Maps

 iFinder comes factory loaded with a basemap. On the basemap, the USA is covered in fair detail, but Canadian coverage is poor. Detailed maps can be loaded from the Lowrance MapCreate6 CD, but again, there is little Canadian detail in there. Since we used the iFinder mostly in Canada, we could not use MapCreate 6 to its full potential and it is hard for us to comment on the actual detail and accuracy of the coverage. Saying that, on a couple of trips South of the border with the iFinder loaded with MapCreate6 maps, the unit was very helpful in locating hotels and services and finding our way through the back roads of New York and Maine. Even the smallest dirt tracks and creeks appeared to be where the map showed them. Beside the MapCreate6 maps, iFinder can also use FreedomMaps™ , which offer good coverage of Canada and Europe. New,  MAPCREATE™ 6.3 CANADA is now also available. 

A brief encounter with the Canadian road and topo maps proved to us that the the coverage is good and the maps are an excellent choice for the Canadian users of the iFinder series receivers.

3rd party software compatibility

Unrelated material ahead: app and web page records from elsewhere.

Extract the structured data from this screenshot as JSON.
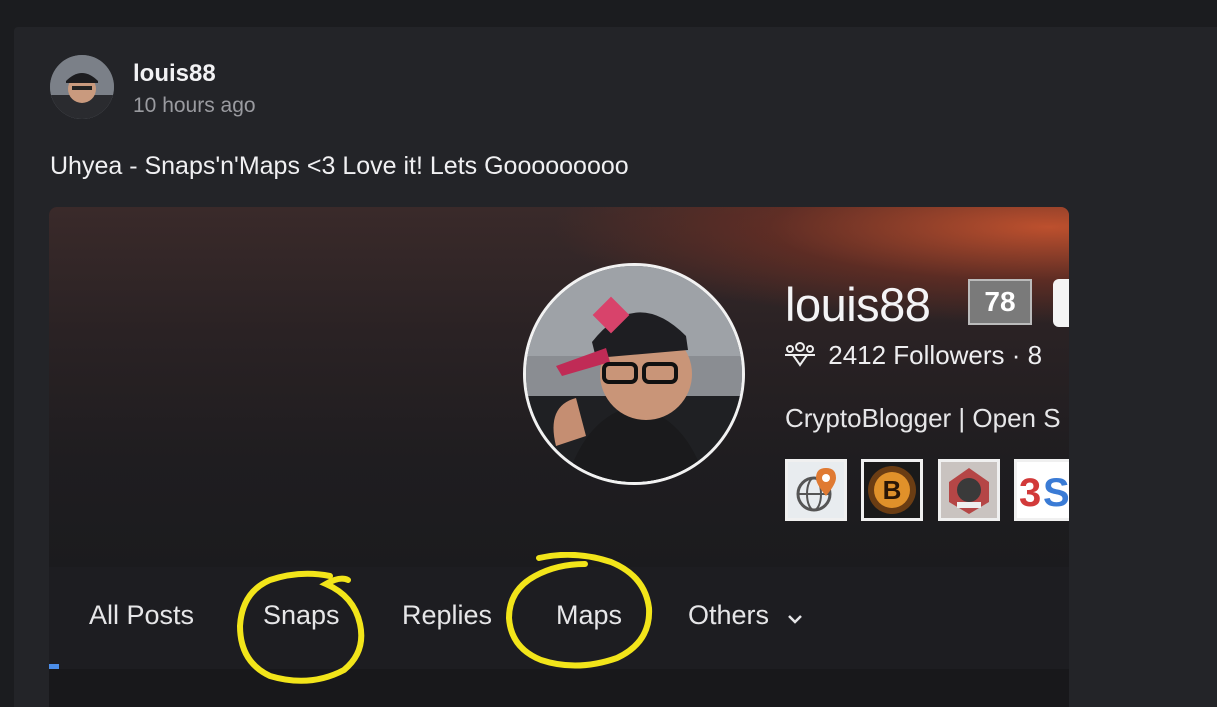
{
  "post": {
    "author": "louis88",
    "time": "10 hours ago",
    "text": "Uhyea - Snaps'n'Maps <3 Love it! Lets Gooooooooo"
  },
  "profile": {
    "name": "louis88",
    "reputation": "78",
    "followers_text": "2412 Followers · 8",
    "bio": "CryptoBlogger | Open S"
  },
  "tabs": [
    {
      "label": "All Posts"
    },
    {
      "label": "Snaps"
    },
    {
      "label": "Replies"
    },
    {
      "label": "Maps"
    },
    {
      "label": "Others"
    }
  ],
  "icons": {
    "followers": "followers-icon",
    "dropdown": "chevron-down-icon"
  },
  "colors": {
    "background": "#1b1c1f",
    "card": "#232428",
    "tab_indicator": "#4b8de8",
    "highlight": "#f2e51a"
  }
}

The iFinder outputs a standard NMEA data stream, so it can communicate the real time position data to most mapping programs. Transfer of user data can be accomplished only by the software that can read and write .usr files. Luckily, Lowrance gives the necessary protocol information for the asking and several mapping programs can now read and write the .usr files. We have successfully tested data transfer (both NMEA and user data) between the iFinder and OziExplorer and TOURATECH QV (TTQV).  iFinder can't be loaded with maps from these or any other 3rd party programs but they can be used to create new data or to edit data transferred from the receiver. When it comes to creating and editing tracks, MapCreate 6 has limited functionality, so the above-mentioned software may be of special interest to the users who want to use iFinder's tracks to add to the receiver's map features. 

We have no knowledge of software that could accept iFinder's SiRF binary output so we have not tested it.

Nothing is ever perfect

All of the above could lead to a conclusion that the iFinder is as good or better than any other receiver, however, there are two shortcomings that may be show stoppers to some and of no importance to others. 

1. The iFinder is not waterproof. According to the specs from Lowrance, it is water-resistant to IPX2. In real life, it means that the unit is not afraid to be exposed to a little bit of rain but better don't get it drenched! In any seriously wet environment, the unit should be used inside a waterproof pouch (supplied with the iFinder). This may not create a problem to most hunters and hikers, but it is not the ideal solution for water sports. If you need a waterproof receiver,  you may consider the iFinder H2O or iFINDER® Hunt

2. iFinder's track records do not include time nor elevation information. This limits the usability of the records. For example; tracks with time stamp can be used to automatically match digital photos to locations or to analyze speed and duration of travel. For some users, it may not be significant, but for us it is important and we would gladly trade half of the iFinder's track  memory just for the timestamp! 

Summary

All in all,  it is not a receiver best suited for car or boat navigation, but in the wild, it can hold it's own and then some!  The iFinder should be a very satisfying receiver for most outdoorsmen and we recommend that it be seriously considered when making a GPS receiver purchase decision. 

GPS Nuts 

Mar. 2004  

Update regarding Canadian maps options: Sep. 2004

 

Related links

Lowrance Electronics (USA) http://www.lowrance.com

Lowrance Canada  http://www.lowrancecanada.com 

Specifications:   http://www.lowrance.com/outdoor/default.asp

Manual: http://www.lowrance.com/Manuals/default.asp

Emulator:  http://www.lowrance.com/Software/PCSoftware/demos.asp 

iFinder users discussion group on Yahoo with good tips, advice, and information  http://groups.yahoo.com/group/ifinder_gps

iFinder's  connector pin-out

Home Learn thebasics Hardware reviews Software reviews Ship's Locker LEI Tips and tricks Technical issues Adventures with GPS Favorites Canadian Digest